Keen observers of the global food and wine scene will have noticed that over the past 10 years it has become, if anything, less global. Gone are the days when a restaurant would be praised for its shipments of foreign seafood - "local" is in.
Wine, too, has seen a resurgence of terroir fervour, with winemakers touting the specialness of their plots. A winemaker's passion, they insist, is so intimately related to the land that the winemaker is an integral part of terroir.

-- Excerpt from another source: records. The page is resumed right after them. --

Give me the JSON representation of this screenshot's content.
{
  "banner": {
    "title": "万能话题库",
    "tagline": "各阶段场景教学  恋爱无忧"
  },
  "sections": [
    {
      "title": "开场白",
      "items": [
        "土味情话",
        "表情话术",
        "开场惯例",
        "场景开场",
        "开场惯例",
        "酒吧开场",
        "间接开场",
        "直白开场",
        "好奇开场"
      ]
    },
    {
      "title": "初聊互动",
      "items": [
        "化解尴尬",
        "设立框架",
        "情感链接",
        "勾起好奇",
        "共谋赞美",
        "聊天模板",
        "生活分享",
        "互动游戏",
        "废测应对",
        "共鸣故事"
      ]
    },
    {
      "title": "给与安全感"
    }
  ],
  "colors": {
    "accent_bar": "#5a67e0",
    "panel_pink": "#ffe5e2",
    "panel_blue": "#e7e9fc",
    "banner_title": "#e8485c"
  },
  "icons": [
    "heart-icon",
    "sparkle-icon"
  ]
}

Where does the flying winemaker fit in? For those whose vocabulary doesn't include this 1980s neologism, the flying winemaker is a child of affordable air travel. Instead of communicating by post, winemakers could suddenly travel to regions they'd only read about and actually make wine. Many were Australians using their off-seasons to get in another harvest up north. Ernst "Ernie" Loosen, the iconic German flying winemaker, launched his career with a bout of travel, saying that "if you taste all the great wines of the world, you get an idea about how a great wine should look." Identifying greatness is one thing, implementing it another. If we accept that wines from different places should taste differently (otherwise, why bother flying?), the key is to achieve greatness that is something beyond an aggregate of obvious traits ("generous fruit" or "silky texture") or else risk portfolio homogeneity, the dread of conscientious flying winemakers. Of course, much depends on the winemaker's level of involvement, be it advising on irrigation systems or offering wine hobbyists ready-made wineries lock, stock and barrel, 98-point scores included.
Some consultants have more than 100 properties under their belts; Loosen has a respectable four. When we met him recently, we discussed J. Christopher, his new Oregon property; his Washington joint venture with Chateau St Michelle; his Pfalz estate Villa Wolf; and, of course, his home in the Mosel region. Although these properties represent only a few varieties - mainly riesling and pinot noir - the climates vary hugely. Oregon and Washington, although neighbours, are nothing alike viticulturally; the former is all gentle hills and Burgundian fog, the latter mainly irrigated patches of desert. Although both Loosen and Chateau St Michelle grow riesling, their settings are as unlike as Ma On Shan and Wan Chai. How does Loosen handle this diversity? "A great wine starts in your head; I have a certain idea about a great wine and I think you can transform it to each category." Although this might have terroir obsessives up in arms, it is refreshing to speak to a winemaker who acknowledges man's role in winemaking. One sometimes feels terroir extremists would prefer us to believe that they happened upon a puddle of fermented grape juice collecting at a low point in their fields. Loosen can't be accused of flooding the world with identical wines either. He contributes his years of experience, but also his commercial savvy. This is perhaps the true root of wine fantasists' objections to flying winemakers; they can't countenance the words wine and money in the same sentence. Many wineries never see a cent of profit, only repaying their owners' investment once sold; for many idealists, this is unobjectionable if not laudable.
But for all its romance, wine is a business, and should not be held in an idealistic stranglehold by those who enjoy it. In his own words, Loosen is not a philanthropist, he runs a business. He is also a passionate man bringing diversity and wine from regions many will never visit, and we say cheers to that.
Debra Meiburg is a Master of Wine